To address all of these concerns, we will require a 21-day (one trading month) average volume of 2.5 million shares per day. We could express this rule as:
MA (Vol, 21) > 2,500,000
The second important consideration for stock universes is the price range. Very low-priced securities, sometimes called penny stocks, often have very volatile prices, and are sometimes manipulated by unscrupulous traders. For that reason, many professional traders prefer to stay away from these stocks. Our research has shown that a lower price boundary of $5/share is sufficient to filter out these unpredictable stocks.
Depending on your typical position size, you may also wish to filter out higher-priced equities. For example, if you usually put $2000 into each position, you may not want to buy shares of a $700 stock like Google. For the strategy that we’re developing here, we will allow high-priced stocks, but filter out the low priced ones. Thus, our final universe-limiting rule can be articulated as:
Close > $5
Now that we’ve defined our universe, we’re almost ready to do some testing. Our central thesis defines a simple entry rule for both long and short trades. However, we have not yet decided on any exit rules. For now, let’s assume that we want to avoid overnight risk, and thus we will close out all our positions at the end of each trading day. We now have a very simple long/short strategy which we can be expressed quantitatively as:
- A Buy Setup occurs when all of the following conditions are true:
- MA (Vol, 21) > 2,500,000
- Close > $5
- Buy the stock when:
- The previous day is a Buy Setup
- Today’s Open < Previous Day’s Low * (1 – X%)
- Sell at the close on the day of entry

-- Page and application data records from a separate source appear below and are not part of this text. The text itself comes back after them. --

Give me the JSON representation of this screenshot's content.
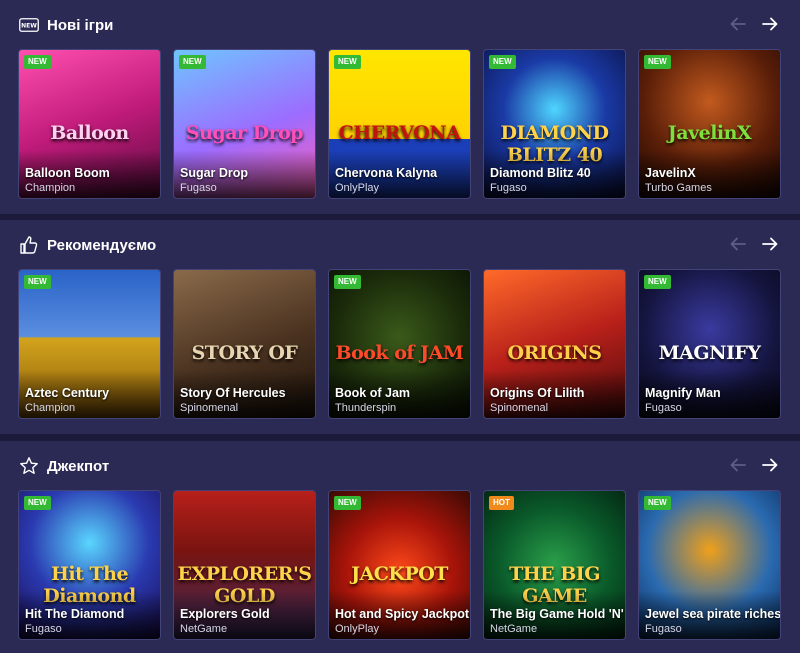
{
  "nav": {
    "prev_symbol": "←",
    "next_symbol": "→"
  },
  "sections": [
    {
      "title": "Нові ігри",
      "icon": "new-badge-icon",
      "icon_text": "NEW",
      "games": [
        {
          "name": "Balloon Boom",
          "provider": "Champion",
          "badge": "NEW",
          "art_text": "Balloon",
          "bg": "linear-gradient(160deg,#ff4fb0 0%,#c01b7a 50%,#5a0b3e 100%)",
          "art_color": "#ffd1f0"
        },
        {
          "name": "Sugar Drop",
          "provider": "Fugaso",
          "badge": "NEW",
          "art_text": "Sugar Drop",
          "bg": "linear-gradient(160deg,#6fc4ff 0%,#9c6cff 55%,#ff5fb7 100%)",
          "art_color": "#ff4fb8"
        },
        {
          "name": "Chervona Kalyna",
          "provider": "OnlyPlay",
          "badge": "NEW",
          "art_text": "CHERVONA",
          "bg": "linear-gradient(180deg,#ffe600 0%,#ffd200 60%,#1b3fb8 60%,#1b3fb8 100%)",
          "art_color": "#c2150f"
        },
        {
          "name": "Diamond Blitz 40",
          "provider": "Fugaso",
          "badge": "NEW",
          "art_text": "DIAMOND BLITZ 40",
          "bg": "radial-gradient(circle at 50% 40%,#4fd6ff 0%,#1a3aa5 45%,#0a0e3e 100%)",
          "art_color": "#ffd24a"
        },
        {
          "name": "JavelinX",
          "provider": "Turbo Games",
          "badge": "NEW",
          "art_text": "JavelinX",
          "bg": "radial-gradient(circle at 50% 35%,#c25a1e 0%,#5a1e08 55%,#1a0602 100%)",
          "art_color": "#7ee03c"
        }
      ]
    },
    {
      "title": "Рекомендуємо",
      "icon": "thumbs-up-icon",
      "icon_text": "",
      "games": [
        {
          "name": "Aztec Century",
          "provider": "Champion",
          "badge": "NEW",
          "art_text": "",
          "bg": "linear-gradient(180deg,#2a63c7 0%,#5a8ee0 45%,#d2a41c 46%,#8a5a08 100%)",
          "art_color": "#ffd24a"
        },
        {
          "name": "Story Of Hercules",
          "provider": "Spinomenal",
          "badge": "",
          "art_text": "STORY OF",
          "bg": "linear-gradient(160deg,#8a6a4a 0%,#4a3220 55%,#1e130a 100%)",
          "art_color": "#e8d4b0"
        },
        {
          "name": "Book of Jam",
          "provider": "Thunderspin",
          "badge": "NEW",
          "art_text": "Book of JAM",
          "bg": "radial-gradient(circle at 50% 45%,#3a5a1a 0%,#1a2a0a 60%,#0a1204 100%)",
          "art_color": "#ff4a2a"
        },
        {
          "name": "Origins Of Lilith",
          "provider": "Spinomenal",
          "badge": "",
          "art_text": "ORIGINS",
          "bg": "linear-gradient(160deg,#ff6a2a 0%,#b8201a 50%,#4a0a0a 100%)",
          "art_color": "#ffcf4a"
        },
        {
          "name": "Magnify Man",
          "provider": "Fugaso",
          "badge": "NEW",
          "art_text": "MAGNIFY",
          "bg": "radial-gradient(circle at 50% 40%,#3a3aa0 0%,#14143e 60%,#080818 100%)",
          "art_color": "#ffffff"
        }
      ]
    },
    {
      "title": "Джекпот",
      "icon": "star-icon",
      "icon_text": "",
      "games": [
        {
          "name": "Hit The Diamond",
          "provider": "Fugaso",
          "badge": "NEW",
          "art_text": "Hit The Diamond",
          "bg": "radial-gradient(circle at 50% 35%,#5ad6ff 0%,#2a3ab0 50%,#1a0a4e 100%)",
          "art_color": "#ffd24a"
        },
        {
          "name": "Explorers Gold",
          "provider": "NetGame",
          "badge": "",
          "art_text": "EXPLORER'S GOLD",
          "bg": "linear-gradient(180deg,#b8201a 0%,#7a1410 40%,#3a2a5a 100%)",
          "art_color": "#ffd24a"
        },
        {
          "name": "Hot and Spicy Jackpot",
          "provider": "OnlyPlay",
          "badge": "NEW",
          "art_text": "JACKPOT",
          "bg": "radial-gradient(circle at 50% 55%,#ff4a1a 0%,#a8140a 50%,#3a0a04 100%)",
          "art_color": "#ffe04a"
        },
        {
          "name": "The Big Game Hold 'N' Link",
          "provider": "NetGame",
          "badge": "HOT",
          "art_text": "THE BIG GAME",
          "bg": "radial-gradient(circle at 50% 50%,#2aa04a 0%,#0a5a2a 55%,#042a14 100%)",
          "art_color": "#ffd24a"
        },
        {
          "name": "Jewel sea pirate riches",
          "provider": "Fugaso",
          "badge": "NEW",
          "art_text": "",
          "bg": "radial-gradient(circle at 50% 40%,#f0a01a 0%,#2a6ab0 55%,#0a2a5a 100%)",
          "art_color": "#ffd24a"
        }
      ]
    }
  ]
}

- A Short Setup occurs when all of the following conditions are true:
- MA (Vol, 21) > 2,500,000
- Close > $5
- Short the stock when:
- The previous day is a Short Setup
- b. Today’s Open > Previous Day’s High * (1 + X%)
- Cover at the close on the day of entry
In the next installment of this series, we’ll discuss back-testing our minimalist strategy to see whether the results warrant additional refinement.